Butea monosperma is an ornamental tree but is also has many uses in traditional Indian medicine. It was given its latin name Butea because of John Stuart, Earl of Bute an 18th century, a patron of botany who had associations with Kew gardens in London.
It is a slow growing decidious tree of the fabaceae family. Native to tropical and sub-tropical parts of the Indian Subcontinent and Southeast Asia. This tree has beautiful bright orange flowers which are firm and velvety in texture. Each flower has five petals attached to a dark green velvet cup which attaches them to the stalk.
These flowers first appear in February and keep on forming up to May when the branches becomes loaded. The leaves are pinnate and slightly furry underneath arranged in three big leaflets, each leaflet 10-20 cm long. Most of the leaves fall between January to Apri.l Some of the petals are flame shaped and when in full bloom the tree becomes ablaze, vibrating with fiery colour.
This plant is important in the Hindu traditional celebrations for the festival of Holi which marks the birth of spring, a festival of bidding goodbye to the old and preparing for new beginnings. It is also used in Hindu culture to celebrate Shiva the deity associated with creation, protection and transformation of the universe.

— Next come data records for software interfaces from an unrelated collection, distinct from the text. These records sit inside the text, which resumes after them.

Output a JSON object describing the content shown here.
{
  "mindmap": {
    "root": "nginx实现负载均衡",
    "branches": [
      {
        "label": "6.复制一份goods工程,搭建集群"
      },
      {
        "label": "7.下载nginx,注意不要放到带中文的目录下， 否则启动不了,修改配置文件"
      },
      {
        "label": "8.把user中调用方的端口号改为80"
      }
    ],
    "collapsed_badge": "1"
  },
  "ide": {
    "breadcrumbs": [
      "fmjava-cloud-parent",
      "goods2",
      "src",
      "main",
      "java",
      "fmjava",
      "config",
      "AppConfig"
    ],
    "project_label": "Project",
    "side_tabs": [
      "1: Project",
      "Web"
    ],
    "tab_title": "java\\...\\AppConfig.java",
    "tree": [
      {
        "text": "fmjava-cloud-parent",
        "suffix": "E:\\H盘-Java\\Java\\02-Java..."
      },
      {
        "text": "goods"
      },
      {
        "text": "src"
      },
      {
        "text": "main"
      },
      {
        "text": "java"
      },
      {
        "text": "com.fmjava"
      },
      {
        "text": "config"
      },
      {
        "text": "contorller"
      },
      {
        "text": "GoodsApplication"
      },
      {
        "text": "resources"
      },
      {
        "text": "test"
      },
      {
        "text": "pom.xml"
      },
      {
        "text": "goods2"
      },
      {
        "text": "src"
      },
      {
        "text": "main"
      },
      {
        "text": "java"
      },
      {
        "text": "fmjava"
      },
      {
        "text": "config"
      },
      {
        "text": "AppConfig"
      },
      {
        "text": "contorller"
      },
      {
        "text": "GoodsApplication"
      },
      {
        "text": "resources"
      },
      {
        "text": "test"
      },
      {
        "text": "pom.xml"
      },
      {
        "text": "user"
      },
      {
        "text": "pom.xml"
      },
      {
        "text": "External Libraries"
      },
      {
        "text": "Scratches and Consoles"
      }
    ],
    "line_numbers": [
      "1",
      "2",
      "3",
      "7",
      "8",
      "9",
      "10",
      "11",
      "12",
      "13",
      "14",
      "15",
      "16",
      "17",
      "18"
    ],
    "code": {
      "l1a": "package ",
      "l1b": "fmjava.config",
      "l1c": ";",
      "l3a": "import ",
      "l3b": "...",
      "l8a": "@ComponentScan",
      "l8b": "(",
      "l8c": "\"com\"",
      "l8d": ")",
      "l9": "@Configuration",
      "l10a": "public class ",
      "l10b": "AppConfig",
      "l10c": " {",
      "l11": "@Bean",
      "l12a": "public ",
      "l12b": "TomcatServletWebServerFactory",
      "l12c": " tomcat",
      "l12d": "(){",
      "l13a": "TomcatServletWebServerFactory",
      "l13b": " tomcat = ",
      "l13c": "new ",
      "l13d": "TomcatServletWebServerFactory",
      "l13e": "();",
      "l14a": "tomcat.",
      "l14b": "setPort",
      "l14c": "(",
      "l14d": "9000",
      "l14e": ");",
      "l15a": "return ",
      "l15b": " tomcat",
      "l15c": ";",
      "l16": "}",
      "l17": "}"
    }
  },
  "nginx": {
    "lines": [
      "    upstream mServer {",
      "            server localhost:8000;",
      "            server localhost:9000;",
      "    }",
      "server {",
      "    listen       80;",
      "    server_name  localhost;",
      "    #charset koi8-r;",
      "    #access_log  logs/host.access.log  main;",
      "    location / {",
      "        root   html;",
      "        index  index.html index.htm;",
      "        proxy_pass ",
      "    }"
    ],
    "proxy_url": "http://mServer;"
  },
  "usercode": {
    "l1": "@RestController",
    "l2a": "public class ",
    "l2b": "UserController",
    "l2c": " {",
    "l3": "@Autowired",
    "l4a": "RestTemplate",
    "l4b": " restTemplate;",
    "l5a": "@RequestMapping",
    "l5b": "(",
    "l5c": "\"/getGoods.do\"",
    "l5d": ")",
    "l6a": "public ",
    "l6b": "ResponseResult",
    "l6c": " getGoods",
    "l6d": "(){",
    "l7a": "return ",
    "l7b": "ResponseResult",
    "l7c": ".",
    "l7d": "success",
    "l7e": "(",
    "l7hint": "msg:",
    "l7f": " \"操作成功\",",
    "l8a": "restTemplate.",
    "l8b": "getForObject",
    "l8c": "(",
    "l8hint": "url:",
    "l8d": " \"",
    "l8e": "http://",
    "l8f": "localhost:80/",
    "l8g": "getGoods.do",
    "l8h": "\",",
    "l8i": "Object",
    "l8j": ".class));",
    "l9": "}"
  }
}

As far as I know, this plant it is not utilized in Dominica. In other countries it has many uses, with each part from flowers, leaves, bark, seed, stem and gum having a purpose. The tree has been used extensively homeopathy and Ayurveda medicines for both internal, external and spiritual purposes.
Ink from gum was used in Asian cultures in the past as well as a fibre extracted from inner bark and roots. The flowers yield a yellow dye also used to colour textiles in some cultures.
As part of my ongoing natural dye research, I tried a simple experiment by boiling a few of the flowers and soaking pre treated silk and cotton samples to test the dye quality and had some success.
Photographs by Artist Carol Sorhaindo
Welcome to my Blog. Through these posts I will share my creative journey as an artist, one which will include botanical reflections, natural dye and fibre explorations, creative writing and musings; an ongoing unravelling, spinning and weaving threads.
This has taken a long time to come to fruition since 2015 when I graduated from Leeds College of Art, UK (now Leeds Art University) with an MA in Creative practice. Where has 5 years gone and what have I been up to as an artist since then. I am a great believer in the saying 'every thing in its time'.
The word 'BOTANGLED' is used as a brand name for my natural dye textile creations but it is also so much more - Botanical Entanglement sums up my creative journey and an investigation of migration and living between two worlds of contrast, England and The island of Dominica in the Caribbean.
How are these worlds woven together? What inspires me as an artist and how do I explore this in my Creative Practice as I traverse the landscape? The plants I encounter bring me constant joy by their diversity and beauty. These plants also inform culture by their very use and association, raising lots of questions. How can I unpick this intertwined botanical web? Can this investigation contribute to a better understanding of the complexities of migration and concepts of historical entanglement?